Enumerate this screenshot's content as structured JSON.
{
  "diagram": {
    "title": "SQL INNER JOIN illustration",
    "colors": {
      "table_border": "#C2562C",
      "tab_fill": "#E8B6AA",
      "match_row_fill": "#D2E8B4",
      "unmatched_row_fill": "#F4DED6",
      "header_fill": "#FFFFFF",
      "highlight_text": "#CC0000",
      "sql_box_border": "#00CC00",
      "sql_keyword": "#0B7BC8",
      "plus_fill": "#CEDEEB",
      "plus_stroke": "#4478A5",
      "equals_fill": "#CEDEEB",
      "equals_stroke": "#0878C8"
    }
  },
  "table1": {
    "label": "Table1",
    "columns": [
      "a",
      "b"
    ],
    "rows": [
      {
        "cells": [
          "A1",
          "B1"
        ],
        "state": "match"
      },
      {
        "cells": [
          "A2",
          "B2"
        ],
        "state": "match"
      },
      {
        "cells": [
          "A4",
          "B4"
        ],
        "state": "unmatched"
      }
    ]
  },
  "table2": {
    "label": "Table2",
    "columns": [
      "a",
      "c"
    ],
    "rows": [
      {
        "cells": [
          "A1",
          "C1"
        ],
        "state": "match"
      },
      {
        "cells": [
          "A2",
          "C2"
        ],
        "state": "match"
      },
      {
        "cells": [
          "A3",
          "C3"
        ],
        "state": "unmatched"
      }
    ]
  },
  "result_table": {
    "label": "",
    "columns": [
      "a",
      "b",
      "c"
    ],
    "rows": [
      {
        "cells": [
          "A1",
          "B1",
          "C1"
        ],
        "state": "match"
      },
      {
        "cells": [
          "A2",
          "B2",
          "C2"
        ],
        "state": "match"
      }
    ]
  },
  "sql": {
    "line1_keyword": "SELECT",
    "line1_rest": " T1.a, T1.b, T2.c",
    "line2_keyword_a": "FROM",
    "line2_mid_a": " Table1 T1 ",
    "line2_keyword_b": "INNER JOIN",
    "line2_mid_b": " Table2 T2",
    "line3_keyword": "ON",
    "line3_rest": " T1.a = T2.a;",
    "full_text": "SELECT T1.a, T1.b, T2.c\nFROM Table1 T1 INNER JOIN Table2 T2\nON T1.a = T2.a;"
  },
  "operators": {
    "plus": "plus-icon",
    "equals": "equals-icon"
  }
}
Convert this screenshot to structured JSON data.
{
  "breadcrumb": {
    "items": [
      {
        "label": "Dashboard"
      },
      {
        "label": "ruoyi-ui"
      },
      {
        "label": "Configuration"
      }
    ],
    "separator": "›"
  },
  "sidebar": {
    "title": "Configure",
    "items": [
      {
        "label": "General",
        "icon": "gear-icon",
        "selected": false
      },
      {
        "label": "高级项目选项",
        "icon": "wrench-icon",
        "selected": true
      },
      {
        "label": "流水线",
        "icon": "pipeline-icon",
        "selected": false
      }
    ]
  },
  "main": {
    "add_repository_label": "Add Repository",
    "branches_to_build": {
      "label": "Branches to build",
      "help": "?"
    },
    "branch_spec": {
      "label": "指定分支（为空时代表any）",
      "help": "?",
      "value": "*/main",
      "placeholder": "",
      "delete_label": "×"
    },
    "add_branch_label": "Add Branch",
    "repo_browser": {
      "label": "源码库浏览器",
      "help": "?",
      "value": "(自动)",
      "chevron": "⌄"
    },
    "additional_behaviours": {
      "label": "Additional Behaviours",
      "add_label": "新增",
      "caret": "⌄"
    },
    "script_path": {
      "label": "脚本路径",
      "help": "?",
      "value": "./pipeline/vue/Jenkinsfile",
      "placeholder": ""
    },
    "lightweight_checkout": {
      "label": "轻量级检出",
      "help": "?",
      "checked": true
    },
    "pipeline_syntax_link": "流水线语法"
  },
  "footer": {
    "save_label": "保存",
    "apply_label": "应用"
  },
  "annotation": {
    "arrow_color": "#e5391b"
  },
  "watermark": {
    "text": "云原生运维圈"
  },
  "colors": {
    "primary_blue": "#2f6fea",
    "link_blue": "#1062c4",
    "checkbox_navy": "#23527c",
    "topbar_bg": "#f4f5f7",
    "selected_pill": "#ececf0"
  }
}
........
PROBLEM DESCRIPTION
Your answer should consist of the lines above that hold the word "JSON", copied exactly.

WRITTEN REPLY
Enumerate this screenshot's content as structured JSON.
Convert this screenshot to structured JSON data.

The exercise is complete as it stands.